United States District Court, D. Oregon, Eugene Division
OPINION AND ORDER
E. JONES UNITED STATES DISTRICT JUDGE
Scott McCleary appeals the Commissioner's decision
denying his concurrent applications for disability insurance
benefits and supplemental security income under Titles II and
XVI of the Social Security Act. The court has jurisdiction
under 42 U.S.C. § 405(g). I AFFIRM the
alleged disability beginning February 1, 2012, due to pain in
the back, hip, and right knee. Admin. R, 23, 165, 172, 180,
223. The ALJ applied the sequential disability determination
process described in 20 C.F.R. sections 404.1520 and 416,
920, See Bowen v. Yuckert, 482 U, S. 137, 140
(1987). The ALJ found McCleary's ability to perform basic
work activities adversely affected by obesity, mild
degenerative disc disease in the lumbar spine, osteoarthritis
in the right hip, and migraines. Admin. R, 26. The ALJ found
that, despite these impairments, McCleary retained the
residual functional capacity ("RFC") to perform a
range of light work with limited climbing, limited postural
activities such as balancing, stooping, kneeling, and so
forth, and not even moderate exposure to workplace hazards.
Admin.
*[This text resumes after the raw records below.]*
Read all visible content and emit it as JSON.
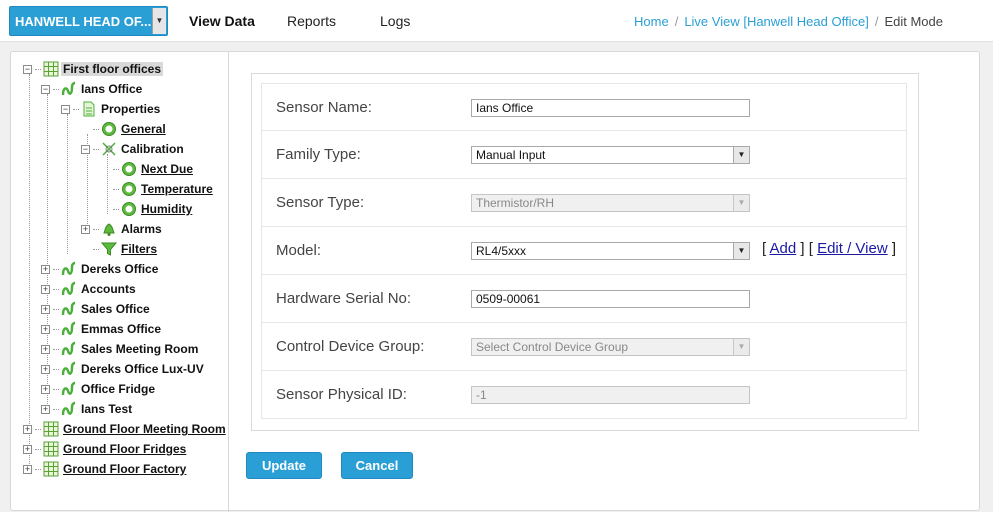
{
  "header": {
    "site_select": "HANWELL HEAD OF...",
    "tabs": [
      {
        "label": "View Data",
        "active": true
      },
      {
        "label": "Reports",
        "active": false
      },
      {
        "label": "Logs",
        "active": false
      }
    ],
    "breadcrumb": {
      "home": "Home",
      "live_view": "Live View [Hanwell Head Office]",
      "current": "Edit Mode"
    }
  },
  "tree": {
    "root": "First floor offices",
    "ians_office": "Ians Office",
    "properties": "Properties",
    "general": "General",
    "calibration": "Calibration",
    "next_due": "Next Due",
    "temperature": "Temperature",
    "humidity": "Humidity",
    "alarms": "Alarms",
    "filters": "Filters",
    "dereks_office": "Dereks Office",
    "accounts": "Accounts",
    "sales_office": "Sales Office",
    "emmas_office": "Emmas Office",
    "sales_meeting_room": "Sales Meeting Room",
    "dereks_office_lux_uv": "Dereks Office Lux-UV",
    "office_fridge": "Office Fridge",
    "ians_test": "Ians Test",
    "ground_floor_meeting_room": "Ground Floor Meeting Room",
    "ground_floor_fridges": "Ground Floor Fridges",
    "ground_floor_factory": "Ground Floor Factory"
  },
  "form": {
    "sensor_name": {
      "label": "Sensor Name:",
      "value": "Ians Office"
    },
    "family_type": {
      "label": "Family Type:",
      "value": "Manual Input"
    },
    "sensor_type": {
      "label": "Sensor Type:",
      "value": "Thermistor/RH"
    },
    "model": {
      "label": "Model:",
      "value": "RL4/5xxx",
      "add": "Add",
      "edit_view": "Edit / View",
      "open_bracket": "[",
      "mid_bracket": "] [",
      "close_bracket": "]"
    },
    "hardware_serial": {
      "label": "Hardware Serial No:",
      "value": "0509-00061"
    },
    "control_device_group": {
      "label": "Control Device Group:",
      "placeholder": "Select Control Device Group"
    },
    "sensor_physical_id": {
      "label": "Sensor Physical ID:",
      "value": "-1"
    }
  },
  "buttons": {
    "update": "Update",
    "cancel": "Cancel"
  },
  "colors": {
    "accent": "#2a9fd6",
    "link": "#1a1aa6",
    "tree_icon_green": "#4caf3c"
  }
}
R, 27.
vocational expert ("VE") testified that a person
having McCleary's age, education, work experience, and
RFC could perform the activities required in light, unskilled
occupations such as electronics worker, assembler of
electrical accessories, and bench assembler, which
represented approximately 245, 000 jobs In the national
economy. Admin. R. 30, 57-58. The ALJ concluded that McCleary
was not disabled within the meaning of the Social Security
Act. Admin. R. 31.
district court must affirm the Commissioner's decision if
it is based on proper legal standards and the findings of
fact are supported by substantial evidence in the record as a
whole. Tommasetti v. Astrue, 533 F.3d 1035, 1038
(9th Cir. 2008). Substantial evidence is relevant evidence
that a reasonable person might accept as adequate to support
a conclusion. Richardson v. Per ales, 402 U.S. 389,
401 (1971). Substantial evidence may be less than a
preponderance of the evidence. Rohbins v. Soc. Sec.
Admin., 466 F.3d 880, 882 (9th Cir. 2006). Under this
standard, the court must consider the record as a whole, and
uphold the Commissioner's factual findings that are
supported by inferences reasonably drawn from the evidence,
even if another interpretation is also rational.
Robbins, 466 F.3d at 882; Batson v. Comm 'r
of Soc. Sec. Admin., 359 F.3d 1190, 1193 (9th Cir.
2004); Andrews v. Shalala, 53 F.3d 1035, 1039-40
(9th Cir. 1995).
plaintiff bears the burden of showing that the ALJ erred and
that any error was harmful McLeod v. Astrue, 640
F.3d 881, 886-87 (9th Cir. 2011). McCleary contends the ALJ
improperly evaluated his subjective symptoms and the opinion
of orthopedic surgeon Craig Mohler, M.D. McCleary contends
these errors led the ALJ to elicit testimony from the VE
based on assumptions that did not accurately reflect his
functional limitations and to erroneously conclude that he
was not disabled.
application, McCleary alleged that he suffered back pain, leg
pain, and hip pain since being hit by a car while walking in
1994. Admin. R. 196, 222. He alleged these impairments
worsened gradually until they became disabling in February
2012. Admin. R. 197. He said he could not work due to
constant pain in the back, hip, and right knee. Admin. R.
223. He could walk about two blocks before he needed to stop
and rest. Admin. R. 228.
administrative hearing, McCleary testified that limitations
in his ability to move due to back and joint pain prevented
him from working. His hip pain was gone after hip replacement
surgery in June 2014. His migraines, which he had experienced
since long before the alleged onset of disability, were
controlled by medication. Admin. R. 47, 49. He said he could
comfortably lift 40 to 50 pounds, but carrying as little as
five pounds was difficult. McCleary said he could walk about
one and a half blocks without pain, but had to stop to rest
for a few minutes every block or two. Admin. R. 46-47.
accepted that McCleary's obesity, mild degenerative disc
disease in the lumbar spine, osteoarthritis in the right hip,
and migraines adversely affected his ability to perform basic
work activities. Admin. R. 26. She found, however, that
McCleary failed to show that his pain was so intense and
persistent that it precluded him from engaging in work